Besides snow being beautiful to look at, there are vital benefits for us and the earth.

Just as many enjoy a soft, warm blanket on a cold winter night, the earth has its own winter blanket. Thanks to snow, the fluctuations in temperature of the soil are moderated. The soil holds in the heat it had absorbed before it was covered. Thus seeds are protected and crops will grow for the next harvesttime.

The earth is not just insulated by the snow blanket, however; it is also fertilized. How so? Because of the vital nitrates that are deposited by the snow. In the 1970’s it was estimated that an average snowfall on prairie farms would deposit about $20 worth of nitrates per acre.

And did you know that snow is referred to as the most effective “dam” of any kind? The water is held back or stored in the form of snow. In this form it will wait until it is released by melting in the spring. Hence, snow holds back water as a dam does. Even then, thanks to its ability to reflect the sun’s rays, the snow will melt away slowly, and in this way much of the water will filter its way down into the soil instead of just flowing off.

The Bible outlined these benefits of rain and snow by stating: “The pouring rain descends, and the snow . . . [and] actually saturates the earth and makes it produce and sprout, and seed is actually given to the sower and bread to the eater.” (Isaiah 55:10)

Yes, for many of earth’s inhabitants, the water they drink and the food they eat, and even the electricity they use, may be directly or indirectly a result of tapping “the storehouse of the snow.”

Indeed, the more scientists study snowflakes, the more they appreciate, as The New York Times reported January 6, 1987: “Snowflakes obey mathematical laws of surprising subtlety.” Do you not agree that snowflakes are a tribute to the power and wisdom of their Maker? “For to the snow he says, ‘Fall earthward.’”—Job 37:6.

By growing snow crystals in the lab under controlled conditions, scientists have discovered that their shapes are determined largely by temperature and humidity. This picture summarises the crystal shapes formed under different conditions.

12-sided snowflake

This is actually two snowflakes joined together - one rotated at 30 degrees relative to the other. Such snowflakes are quite rare.

May this blog about snowflakes help us better appreciate our Creator and his magnificent qualities of love, wisdom, justice, and power.

And, may we, like snowflakes, work together, to accomplish a lot!

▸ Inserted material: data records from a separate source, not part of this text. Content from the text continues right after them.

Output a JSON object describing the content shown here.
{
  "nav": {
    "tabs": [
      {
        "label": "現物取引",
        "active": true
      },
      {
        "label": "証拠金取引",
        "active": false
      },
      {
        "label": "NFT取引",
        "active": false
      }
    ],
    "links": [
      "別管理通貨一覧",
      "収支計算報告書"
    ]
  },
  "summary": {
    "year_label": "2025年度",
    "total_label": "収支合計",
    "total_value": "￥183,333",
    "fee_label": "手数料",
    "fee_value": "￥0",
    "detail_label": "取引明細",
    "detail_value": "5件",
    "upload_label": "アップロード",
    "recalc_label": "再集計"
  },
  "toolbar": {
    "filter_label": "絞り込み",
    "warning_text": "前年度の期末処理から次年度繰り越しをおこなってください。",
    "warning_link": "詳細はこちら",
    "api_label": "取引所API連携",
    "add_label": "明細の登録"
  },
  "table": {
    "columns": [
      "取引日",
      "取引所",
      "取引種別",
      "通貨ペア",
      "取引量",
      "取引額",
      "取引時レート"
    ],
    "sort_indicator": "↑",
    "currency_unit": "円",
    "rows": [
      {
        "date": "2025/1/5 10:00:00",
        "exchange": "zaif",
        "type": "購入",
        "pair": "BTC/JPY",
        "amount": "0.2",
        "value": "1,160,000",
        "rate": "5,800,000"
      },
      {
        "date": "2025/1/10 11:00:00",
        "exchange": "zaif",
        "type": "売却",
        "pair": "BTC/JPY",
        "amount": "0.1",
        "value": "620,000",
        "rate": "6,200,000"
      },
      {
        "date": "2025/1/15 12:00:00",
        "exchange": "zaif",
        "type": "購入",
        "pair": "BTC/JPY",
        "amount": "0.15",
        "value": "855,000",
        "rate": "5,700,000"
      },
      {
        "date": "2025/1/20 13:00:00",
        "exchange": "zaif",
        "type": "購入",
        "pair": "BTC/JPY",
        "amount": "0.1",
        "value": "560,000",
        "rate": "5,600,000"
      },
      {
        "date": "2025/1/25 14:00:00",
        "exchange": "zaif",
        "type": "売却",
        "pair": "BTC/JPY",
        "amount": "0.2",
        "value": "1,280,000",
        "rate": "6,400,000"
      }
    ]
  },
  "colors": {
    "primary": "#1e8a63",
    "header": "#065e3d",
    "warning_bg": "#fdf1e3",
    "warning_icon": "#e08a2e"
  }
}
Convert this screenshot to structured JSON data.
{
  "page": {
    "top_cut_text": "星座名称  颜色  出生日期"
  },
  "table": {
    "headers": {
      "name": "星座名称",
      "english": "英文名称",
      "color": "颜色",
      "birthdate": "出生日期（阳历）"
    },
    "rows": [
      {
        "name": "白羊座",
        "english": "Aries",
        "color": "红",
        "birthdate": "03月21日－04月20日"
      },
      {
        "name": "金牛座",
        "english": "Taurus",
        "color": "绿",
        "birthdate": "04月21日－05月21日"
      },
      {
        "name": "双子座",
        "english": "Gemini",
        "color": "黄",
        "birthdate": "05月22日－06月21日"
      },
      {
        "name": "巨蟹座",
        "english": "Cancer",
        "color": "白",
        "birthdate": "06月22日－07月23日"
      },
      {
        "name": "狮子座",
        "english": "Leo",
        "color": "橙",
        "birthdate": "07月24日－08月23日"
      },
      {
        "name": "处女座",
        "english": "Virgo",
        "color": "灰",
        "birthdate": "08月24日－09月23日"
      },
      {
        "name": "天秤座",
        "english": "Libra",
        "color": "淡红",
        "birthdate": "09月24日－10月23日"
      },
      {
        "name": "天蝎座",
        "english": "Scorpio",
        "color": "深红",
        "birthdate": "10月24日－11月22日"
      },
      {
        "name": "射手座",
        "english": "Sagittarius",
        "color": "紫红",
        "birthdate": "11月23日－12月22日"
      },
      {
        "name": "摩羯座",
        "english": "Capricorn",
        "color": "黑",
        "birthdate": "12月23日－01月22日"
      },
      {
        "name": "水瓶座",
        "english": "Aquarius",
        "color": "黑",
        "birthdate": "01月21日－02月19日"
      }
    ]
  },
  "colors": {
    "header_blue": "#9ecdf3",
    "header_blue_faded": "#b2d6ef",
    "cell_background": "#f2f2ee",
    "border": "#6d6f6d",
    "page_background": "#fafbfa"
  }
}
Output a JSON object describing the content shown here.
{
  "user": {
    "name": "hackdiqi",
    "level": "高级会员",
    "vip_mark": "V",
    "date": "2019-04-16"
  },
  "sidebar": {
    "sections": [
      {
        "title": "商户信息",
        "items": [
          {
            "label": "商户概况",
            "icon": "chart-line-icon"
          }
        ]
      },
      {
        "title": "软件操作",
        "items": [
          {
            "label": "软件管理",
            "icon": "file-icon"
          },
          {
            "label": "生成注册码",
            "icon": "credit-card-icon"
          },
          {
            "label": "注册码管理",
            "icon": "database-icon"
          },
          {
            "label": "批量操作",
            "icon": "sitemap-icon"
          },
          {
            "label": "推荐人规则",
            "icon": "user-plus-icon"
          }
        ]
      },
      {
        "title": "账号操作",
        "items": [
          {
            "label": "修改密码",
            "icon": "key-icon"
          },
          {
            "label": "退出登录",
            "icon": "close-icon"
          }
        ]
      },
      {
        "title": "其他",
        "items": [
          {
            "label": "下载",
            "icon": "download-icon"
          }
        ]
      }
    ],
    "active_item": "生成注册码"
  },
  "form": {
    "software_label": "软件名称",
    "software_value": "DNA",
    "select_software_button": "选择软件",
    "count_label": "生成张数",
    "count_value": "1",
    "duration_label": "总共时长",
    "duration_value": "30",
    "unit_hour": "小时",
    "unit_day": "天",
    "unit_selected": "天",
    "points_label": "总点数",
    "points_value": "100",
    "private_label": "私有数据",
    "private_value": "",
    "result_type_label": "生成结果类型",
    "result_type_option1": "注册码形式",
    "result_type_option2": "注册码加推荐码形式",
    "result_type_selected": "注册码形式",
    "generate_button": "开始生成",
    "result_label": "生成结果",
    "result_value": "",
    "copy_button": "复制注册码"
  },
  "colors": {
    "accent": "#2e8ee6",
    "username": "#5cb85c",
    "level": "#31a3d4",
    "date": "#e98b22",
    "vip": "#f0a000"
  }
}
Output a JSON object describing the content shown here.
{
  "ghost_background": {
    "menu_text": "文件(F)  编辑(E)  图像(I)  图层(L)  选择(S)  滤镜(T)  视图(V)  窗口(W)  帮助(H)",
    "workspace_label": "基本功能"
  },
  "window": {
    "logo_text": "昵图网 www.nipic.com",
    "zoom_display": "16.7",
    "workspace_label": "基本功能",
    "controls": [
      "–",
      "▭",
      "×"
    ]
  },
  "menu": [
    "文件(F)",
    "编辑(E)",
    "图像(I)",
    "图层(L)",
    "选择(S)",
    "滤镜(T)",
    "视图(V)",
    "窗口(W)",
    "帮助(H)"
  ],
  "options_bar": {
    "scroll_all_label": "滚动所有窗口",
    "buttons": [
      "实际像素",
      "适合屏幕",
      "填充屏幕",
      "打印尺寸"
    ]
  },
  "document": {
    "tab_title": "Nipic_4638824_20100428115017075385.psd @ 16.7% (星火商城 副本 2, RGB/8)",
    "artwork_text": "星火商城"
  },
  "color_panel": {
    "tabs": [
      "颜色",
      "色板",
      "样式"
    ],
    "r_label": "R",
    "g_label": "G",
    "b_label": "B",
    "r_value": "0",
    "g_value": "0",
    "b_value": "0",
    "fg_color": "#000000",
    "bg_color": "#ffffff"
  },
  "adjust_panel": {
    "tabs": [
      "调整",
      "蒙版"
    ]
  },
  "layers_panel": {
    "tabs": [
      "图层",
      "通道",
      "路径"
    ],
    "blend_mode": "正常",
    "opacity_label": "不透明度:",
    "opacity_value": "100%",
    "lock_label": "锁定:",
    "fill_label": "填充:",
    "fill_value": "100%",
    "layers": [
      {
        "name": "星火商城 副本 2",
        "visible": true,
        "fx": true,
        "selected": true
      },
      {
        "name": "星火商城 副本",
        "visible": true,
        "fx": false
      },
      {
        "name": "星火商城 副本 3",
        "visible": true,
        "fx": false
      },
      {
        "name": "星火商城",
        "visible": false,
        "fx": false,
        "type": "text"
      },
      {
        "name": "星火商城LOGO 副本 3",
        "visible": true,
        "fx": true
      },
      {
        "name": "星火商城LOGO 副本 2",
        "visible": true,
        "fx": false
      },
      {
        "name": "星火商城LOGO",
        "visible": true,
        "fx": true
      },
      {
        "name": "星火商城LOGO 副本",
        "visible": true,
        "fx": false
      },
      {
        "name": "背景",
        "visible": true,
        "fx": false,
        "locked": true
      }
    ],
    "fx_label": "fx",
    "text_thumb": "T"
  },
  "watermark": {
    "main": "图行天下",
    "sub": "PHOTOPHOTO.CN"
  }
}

Snowflakes are one of nature's most fragil things. But just look at what they can do when they stick together."

This is Raven-as the crow flies!


  1. Very appropriate post in view of our very snowy winter! Love the snowflake facts. Thanks.

  2. Thanks Sparrow. It has been a very snowy winter, and it's not over yet! Keep the snowman candle burning, it's working.

  3. Hey there. May I ask if the picture of the snowy fence is originally yours, and if so may I use it for something? I need something just like it for a sample blog I set up for a book I'm writing and it's perfect as a temporary placeholder until, well, a publisher agrees to publish it! Ty, Andrew ... see